The task: Return every record exactly. Omit nothing.
-- Opening Marker --
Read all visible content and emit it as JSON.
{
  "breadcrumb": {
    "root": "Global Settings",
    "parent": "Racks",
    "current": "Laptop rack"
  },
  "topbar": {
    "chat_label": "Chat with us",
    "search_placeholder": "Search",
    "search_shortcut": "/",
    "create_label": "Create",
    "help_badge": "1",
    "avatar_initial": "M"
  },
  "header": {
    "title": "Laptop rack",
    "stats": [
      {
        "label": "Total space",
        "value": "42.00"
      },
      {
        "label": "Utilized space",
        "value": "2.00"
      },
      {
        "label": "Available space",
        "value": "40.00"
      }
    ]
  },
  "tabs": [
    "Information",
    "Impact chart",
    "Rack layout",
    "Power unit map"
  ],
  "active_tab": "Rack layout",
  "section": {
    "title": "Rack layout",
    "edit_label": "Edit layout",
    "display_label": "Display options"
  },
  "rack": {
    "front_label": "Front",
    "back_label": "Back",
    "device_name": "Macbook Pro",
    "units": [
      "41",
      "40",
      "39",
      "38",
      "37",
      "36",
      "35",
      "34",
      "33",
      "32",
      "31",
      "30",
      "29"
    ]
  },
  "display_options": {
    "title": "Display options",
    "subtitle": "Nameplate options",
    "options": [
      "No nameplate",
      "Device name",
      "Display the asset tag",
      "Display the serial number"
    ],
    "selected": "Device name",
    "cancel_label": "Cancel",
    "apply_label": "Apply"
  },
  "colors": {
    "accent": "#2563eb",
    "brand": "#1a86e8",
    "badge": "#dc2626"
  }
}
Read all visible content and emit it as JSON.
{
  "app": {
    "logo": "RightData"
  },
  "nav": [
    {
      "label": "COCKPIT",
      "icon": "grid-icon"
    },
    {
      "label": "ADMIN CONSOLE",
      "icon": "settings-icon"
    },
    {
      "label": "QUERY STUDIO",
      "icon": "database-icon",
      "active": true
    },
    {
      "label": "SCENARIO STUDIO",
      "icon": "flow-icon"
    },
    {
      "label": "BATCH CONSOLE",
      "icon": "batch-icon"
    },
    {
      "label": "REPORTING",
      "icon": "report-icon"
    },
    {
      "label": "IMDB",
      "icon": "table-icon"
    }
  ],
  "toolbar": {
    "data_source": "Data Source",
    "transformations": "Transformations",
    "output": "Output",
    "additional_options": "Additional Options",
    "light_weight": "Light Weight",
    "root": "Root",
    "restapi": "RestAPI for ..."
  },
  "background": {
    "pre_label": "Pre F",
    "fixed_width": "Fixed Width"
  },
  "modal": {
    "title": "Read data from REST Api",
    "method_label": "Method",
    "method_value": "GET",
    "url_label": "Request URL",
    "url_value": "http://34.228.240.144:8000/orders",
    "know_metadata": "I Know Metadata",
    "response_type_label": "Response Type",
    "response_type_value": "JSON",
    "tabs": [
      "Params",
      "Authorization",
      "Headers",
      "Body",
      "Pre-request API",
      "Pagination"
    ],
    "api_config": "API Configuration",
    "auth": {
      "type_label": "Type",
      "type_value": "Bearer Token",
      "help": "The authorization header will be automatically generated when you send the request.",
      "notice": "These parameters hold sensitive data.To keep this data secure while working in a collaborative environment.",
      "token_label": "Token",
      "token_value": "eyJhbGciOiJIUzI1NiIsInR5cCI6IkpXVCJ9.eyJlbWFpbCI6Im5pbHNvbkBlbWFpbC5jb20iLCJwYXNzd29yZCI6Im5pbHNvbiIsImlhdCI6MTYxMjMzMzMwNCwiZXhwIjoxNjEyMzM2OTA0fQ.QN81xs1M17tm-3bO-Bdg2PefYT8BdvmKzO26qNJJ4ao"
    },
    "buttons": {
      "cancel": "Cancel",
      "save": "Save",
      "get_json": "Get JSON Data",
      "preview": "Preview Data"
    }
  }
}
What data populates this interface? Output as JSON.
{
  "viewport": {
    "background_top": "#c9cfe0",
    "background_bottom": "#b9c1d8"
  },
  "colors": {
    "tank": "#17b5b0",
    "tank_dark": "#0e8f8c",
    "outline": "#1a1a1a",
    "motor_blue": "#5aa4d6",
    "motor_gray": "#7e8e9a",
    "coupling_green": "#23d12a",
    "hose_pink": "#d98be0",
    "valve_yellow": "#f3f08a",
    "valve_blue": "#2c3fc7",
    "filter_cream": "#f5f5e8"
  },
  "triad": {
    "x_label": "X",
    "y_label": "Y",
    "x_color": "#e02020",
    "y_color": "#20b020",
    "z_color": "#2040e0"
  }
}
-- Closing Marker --
Result for this task:
Read all visible content and emit it as JSON.
{
  "breadcrumb": {
    "root": "Global Settings",
    "parent": "Racks",
    "current": "Laptop rack"
  },
  "topbar": {
    "chat_label": "Chat with us",
    "search_placeholder": "Search",
    "search_shortcut": "/",
    "create_label": "Create",
    "help_badge": "1",
    "avatar_initial": "M"
  },
  "header": {
    "title": "Laptop rack",
    "stats": [
      {
        "label": "Total space",
        "value": "42.00"
      },
      {
        "label": "Utilized space",
        "value": "2.00"
      },
      {
        "label": "Available space",
        "value": "40.00"
      }
    ]
  },
  "tabs": [
    "Information",
    "Impact chart",
    "Rack layout",
    "Power unit map"
  ],
  "active_tab": "Rack layout",
  "section": {
    "title": "Rack layout",
    "edit_label": "Edit layout",
    "display_label": "Display options"
  },
  "rack": {
    "front_label": "Front",
    "back_label": "Back",
    "device_name": "Macbook Pro",
    "units": [
      "41",
      "40",
      "39",
      "38",
      "37",
      "36",
      "35",
      "34",
      "33",
      "32",
      "31",
      "30",
      "29"
    ]
  },
  "display_options": {
    "title": "Display options",
    "subtitle": "Nameplate options",
    "options": [
      "No nameplate",
      "Device name",
      "Display the asset tag",
      "Display the serial number"
    ],
    "selected": "Device name",
    "cancel_label": "Cancel",
    "apply_label": "Apply"
  },
  "colors": {
    "accent": "#2563eb",
    "brand": "#1a86e8",
    "badge": "#dc2626"
  }
}
Read all visible content and emit it as JSON.
{
  "app": {
    "logo": "RightData"
  },
  "nav": [
    {
      "label": "COCKPIT",
      "icon": "grid-icon"
    },
    {
      "label": "ADMIN CONSOLE",
      "icon": "settings-icon"
    },
    {
      "label": "QUERY STUDIO",
      "icon": "database-icon",
      "active": true
    },
    {
      "label": "SCENARIO STUDIO",
      "icon": "flow-icon"
    },
    {
      "label": "BATCH CONSOLE",
      "icon": "batch-icon"
    },
    {
      "label": "REPORTING",
      "icon": "report-icon"
    },
    {
      "label": "IMDB",
      "icon": "table-icon"
    }
  ],
  "toolbar": {
    "data_source": "Data Source",
    "transformations": "Transformations",
    "output": "Output",
    "additional_options": "Additional Options",
    "light_weight": "Light Weight",
    "root": "Root",
    "restapi": "RestAPI for ..."
  },
  "background": {
    "pre_label": "Pre F",
    "fixed_width": "Fixed Width"
  },
  "modal": {
    "title": "Read data from REST Api",
    "method_label": "Method",
    "method_value": "GET",
    "url_label": "Request URL",
    "url_value": "http://34.228.240.144:8000/orders",
    "know_metadata": "I Know Metadata",
    "response_type_label": "Response Type",
    "response_type_value": "JSON",
    "tabs": [
      "Params",
      "Authorization",
      "Headers",
      "Body",
      "Pre-request API",
      "Pagination"
    ],
    "api_config": "API Configuration",
    "auth": {
      "type_label": "Type",
      "type_value": "Bearer Token",
      "help": "The authorization header will be automatically generated when you send the request.",
      "notice": "These parameters hold sensitive data.To keep this data secure while working in a collaborative environment.",
      "token_label": "Token",
      "token_value": "eyJhbGciOiJIUzI1NiIsInR5cCI6IkpXVCJ9.eyJlbWFpbCI6Im5pbHNvbkBlbWFpbC5jb20iLCJwYXNzd29yZCI6Im5pbHNvbiIsImlhdCI6MTYxMjMzMzMwNCwiZXhwIjoxNjEyMzM2OTA0fQ.QN81xs1M17tm-3bO-Bdg2PefYT8BdvmKzO26qNJJ4ao"
    },
    "buttons": {
      "cancel": "Cancel",
      "save": "Save",
      "get_json": "Get JSON Data",
      "preview": "Preview Data"
    }
  }
}
What data populates this interface? Output as JSON.
{
  "viewport": {
    "background_top": "#c9cfe0",
    "background_bottom": "#b9c1d8"
  },
  "colors": {
    "tank": "#17b5b0",
    "tank_dark": "#0e8f8c",
    "outline": "#1a1a1a",
    "motor_blue": "#5aa4d6",
    "motor_gray": "#7e8e9a",
    "coupling_green": "#23d12a",
    "hose_pink": "#d98be0",
    "valve_yellow": "#f3f08a",
    "valve_blue": "#2c3fc7",
    "filter_cream": "#f5f5e8"
  },
  "triad": {
    "x_label": "X",
    "y_label": "Y",
    "x_color": "#e02020",
    "y_color": "#20b020",
    "z_color": "#2040e0"
  }
}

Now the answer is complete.